Some even gain a sense of comfort from the compartmentalization the traveling provides. Stephanie Carlton, a health policy adviser for the U.S. Senate Finance Committee, doesn’t mind the 3,000-mile roundtrip commute to the University of Texas’ in Austin from Washington, D.C., every other Thursday evening. “My job in Washington can be pretty consuming,” she says, “but traveling to Texas helps me separate work from school. When I’m in Washington, I focus on reforming Medicare and Medicaid. When I’m in Austin, I focus on Dr. Rao’s next corporate finance exam.” Carlton’s also going to Texas in part because the program is about $20,000 less expensive than Georgetown University’s offering, even after accounting for the travel costs. “There’s some economic logic to my commuting decision.”
Carlton budgets her time efficiently, working most hours on those flights back and forth from Washington to Austin. “I fit in study time whenever I can,” she says, “from 5 a.m. to 7 a.m. before work, or maybe a couple of hours at the Library of Congress after work. But I get most of my studying done during the weekends. That still leaves time for a little bit of a social life in the evenings and on weekends, exercise two to three times a week, and church on Sunday evenings.”
These already hellish commutes have grown even more tortuous due to cutbacks in both flight schedules and corporate support for executive education.
When Christopher Bouck initially signed up for Cornell University’s Executive MBA program, airlines offered many direct flights to New York from the Cayman Islands where he lives and works as an accounting manager for ABN AMRO. The Dutch bank also had a tuition reimbursement program.

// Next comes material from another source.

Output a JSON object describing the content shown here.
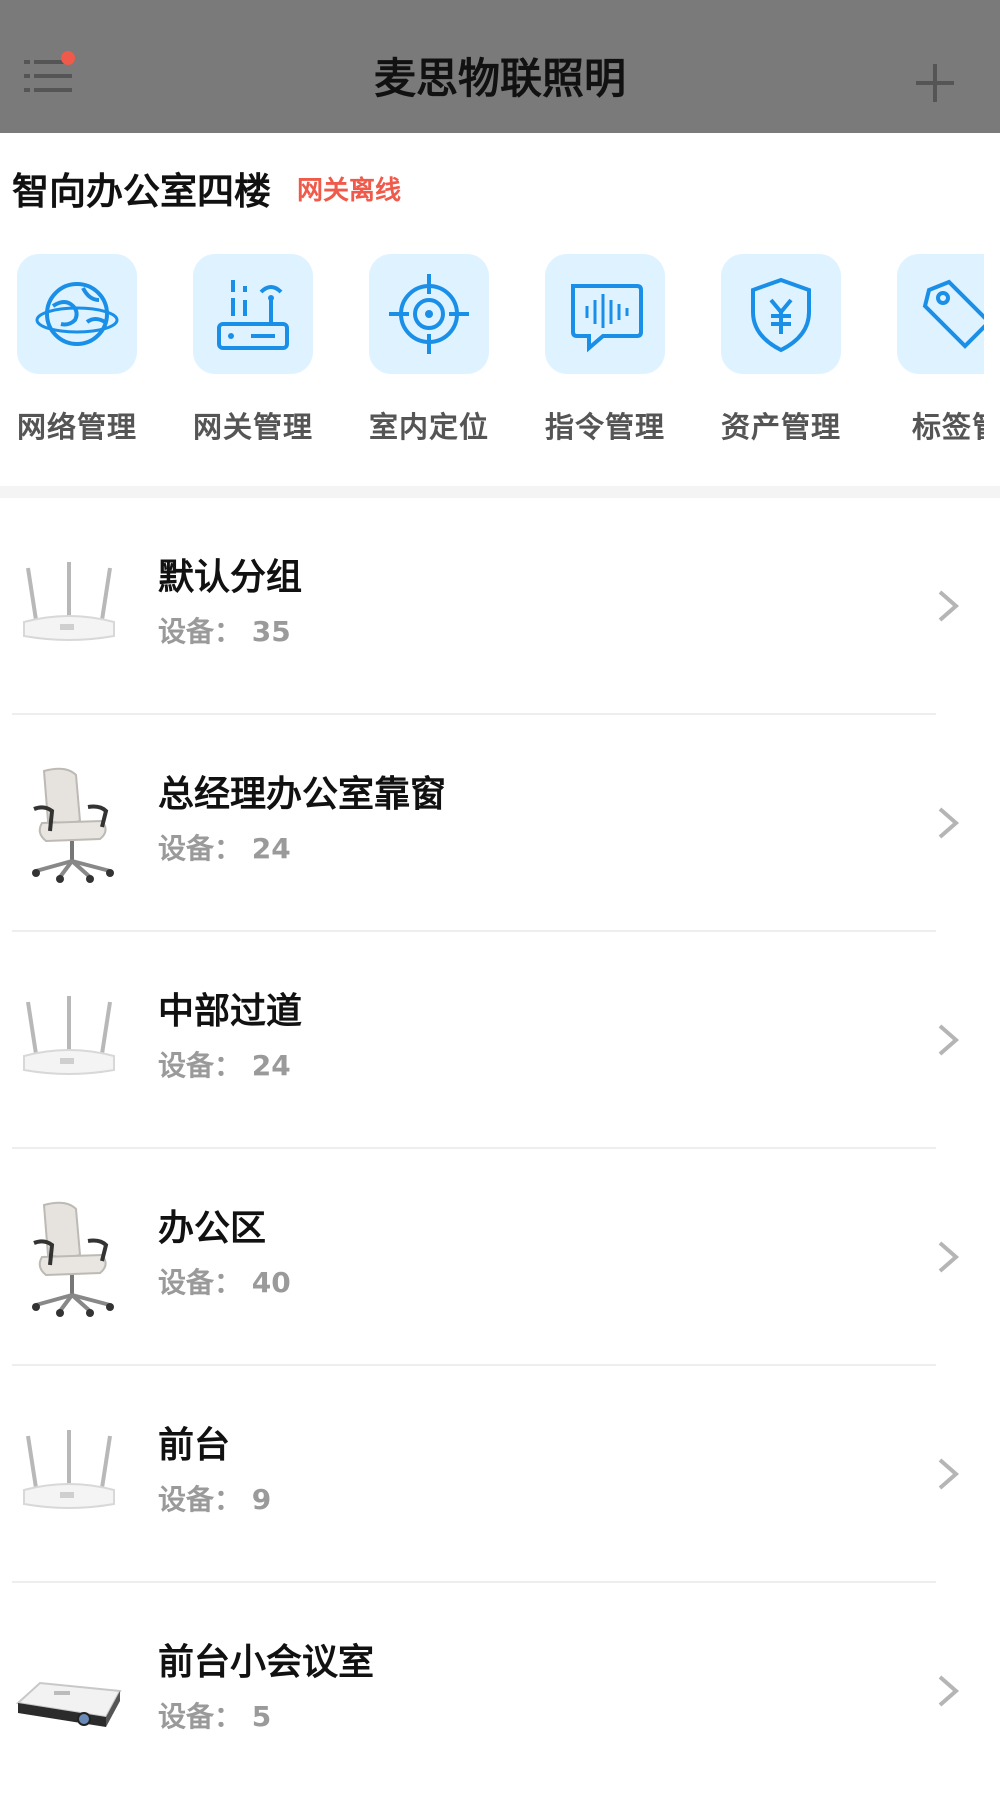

“I thought I’d have it relatively easy,” Bouck says. “But as the economy unraveled, many airlines cut down the flights so now I have to fly using connections.” His job also closed the window on tuition reimbursement, forcing him to foot the entire $145,380 cost of the 22-month program. “A number of my classmates had their anticipated corporate funding dry up during this time as well,” he adds.